As part of that plan, Trigg said the Blues anticipate having the salary cap space to aggressively pursue free agents and experienced trade targets in two years' time.

But Trigg said until then, Carlton had committed not to seek quick fixes to regenerate a playing list that he conceded lacked depth, with the Blues largely set to select and develop youngsters.

Echoing Trigg's comments, LoGiudice said: "I think we've had enough of the quick fix. I think we need to build on the foundations that we've got and it won't be a quick fix.

"Do we want to win a premiership tomorrow? Of course, we do.

"But we need to get a lot of things right to have an opportunity to head towards success and there's not going to be any quick fixes.

"The reality is we're going to build a solid organisation that is going to be winning for a long time, not just quickly. It's not going to happen quickly."

Under the new plan, Trigg said the Blues would also seek to play curtain-raiser games featuring their VFL affiliate Northern Blues before some home games and develop a museum celebrating the club's history.

Trigg said the Blues also faced a big decision over the next 12-18 months on what they did with the Princes Park stadium that had become a "rapidly deteriorating asset" with its rundown grandstands.

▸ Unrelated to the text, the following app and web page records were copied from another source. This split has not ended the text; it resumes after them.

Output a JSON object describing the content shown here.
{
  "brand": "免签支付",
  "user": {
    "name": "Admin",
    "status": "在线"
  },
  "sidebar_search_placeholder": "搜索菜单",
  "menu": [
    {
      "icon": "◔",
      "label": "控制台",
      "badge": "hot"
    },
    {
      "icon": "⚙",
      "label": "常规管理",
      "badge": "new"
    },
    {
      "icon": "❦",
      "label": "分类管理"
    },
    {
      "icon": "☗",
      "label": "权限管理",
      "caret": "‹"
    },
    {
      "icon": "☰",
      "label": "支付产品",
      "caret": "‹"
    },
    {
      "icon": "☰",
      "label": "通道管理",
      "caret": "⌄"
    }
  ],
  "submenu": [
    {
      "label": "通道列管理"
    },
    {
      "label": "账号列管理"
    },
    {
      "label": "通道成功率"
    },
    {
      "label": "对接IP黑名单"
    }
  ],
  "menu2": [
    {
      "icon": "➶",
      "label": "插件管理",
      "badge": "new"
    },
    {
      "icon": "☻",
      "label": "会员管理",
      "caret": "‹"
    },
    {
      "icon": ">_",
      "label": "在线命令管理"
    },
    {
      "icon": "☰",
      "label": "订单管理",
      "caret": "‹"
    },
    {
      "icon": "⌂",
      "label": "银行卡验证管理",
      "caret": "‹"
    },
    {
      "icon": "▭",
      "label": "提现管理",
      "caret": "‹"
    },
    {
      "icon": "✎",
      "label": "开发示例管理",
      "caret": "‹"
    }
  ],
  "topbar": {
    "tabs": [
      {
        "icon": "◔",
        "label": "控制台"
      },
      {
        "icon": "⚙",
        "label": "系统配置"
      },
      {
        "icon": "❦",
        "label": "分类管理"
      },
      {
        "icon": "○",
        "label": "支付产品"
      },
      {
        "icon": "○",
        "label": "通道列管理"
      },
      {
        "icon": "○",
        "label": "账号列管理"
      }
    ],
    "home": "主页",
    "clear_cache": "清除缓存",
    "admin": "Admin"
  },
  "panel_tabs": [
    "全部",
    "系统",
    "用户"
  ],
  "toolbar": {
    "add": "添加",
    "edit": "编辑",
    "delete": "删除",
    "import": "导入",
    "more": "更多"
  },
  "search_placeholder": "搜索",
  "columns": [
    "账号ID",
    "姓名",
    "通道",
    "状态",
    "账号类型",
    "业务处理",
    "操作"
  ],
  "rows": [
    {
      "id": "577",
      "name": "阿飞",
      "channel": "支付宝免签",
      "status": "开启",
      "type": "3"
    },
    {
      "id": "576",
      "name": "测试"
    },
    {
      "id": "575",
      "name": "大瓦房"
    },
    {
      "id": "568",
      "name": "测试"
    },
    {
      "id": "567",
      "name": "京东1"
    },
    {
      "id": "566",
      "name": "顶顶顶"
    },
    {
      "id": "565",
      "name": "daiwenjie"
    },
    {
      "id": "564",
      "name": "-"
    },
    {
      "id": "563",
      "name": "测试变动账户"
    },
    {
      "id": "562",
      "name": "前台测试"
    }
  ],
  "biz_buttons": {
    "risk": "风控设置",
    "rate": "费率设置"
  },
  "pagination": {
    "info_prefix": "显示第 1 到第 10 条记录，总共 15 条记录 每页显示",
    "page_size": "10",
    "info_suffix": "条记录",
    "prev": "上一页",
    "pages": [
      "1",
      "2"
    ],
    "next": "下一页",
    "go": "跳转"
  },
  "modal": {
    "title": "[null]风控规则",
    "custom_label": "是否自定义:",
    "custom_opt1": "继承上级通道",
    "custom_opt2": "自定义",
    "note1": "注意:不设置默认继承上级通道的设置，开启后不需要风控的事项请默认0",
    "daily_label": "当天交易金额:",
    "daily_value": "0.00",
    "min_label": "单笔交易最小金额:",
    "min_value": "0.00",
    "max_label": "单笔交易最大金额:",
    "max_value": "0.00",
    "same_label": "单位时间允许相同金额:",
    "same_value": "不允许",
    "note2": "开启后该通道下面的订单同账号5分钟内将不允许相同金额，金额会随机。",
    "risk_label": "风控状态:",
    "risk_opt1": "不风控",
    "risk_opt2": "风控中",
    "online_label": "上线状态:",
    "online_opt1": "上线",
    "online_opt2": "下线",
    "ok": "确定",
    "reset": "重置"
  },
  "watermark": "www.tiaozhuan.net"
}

The AFL had been very clear that it would not schedule premiership games at the venue, Trigg said.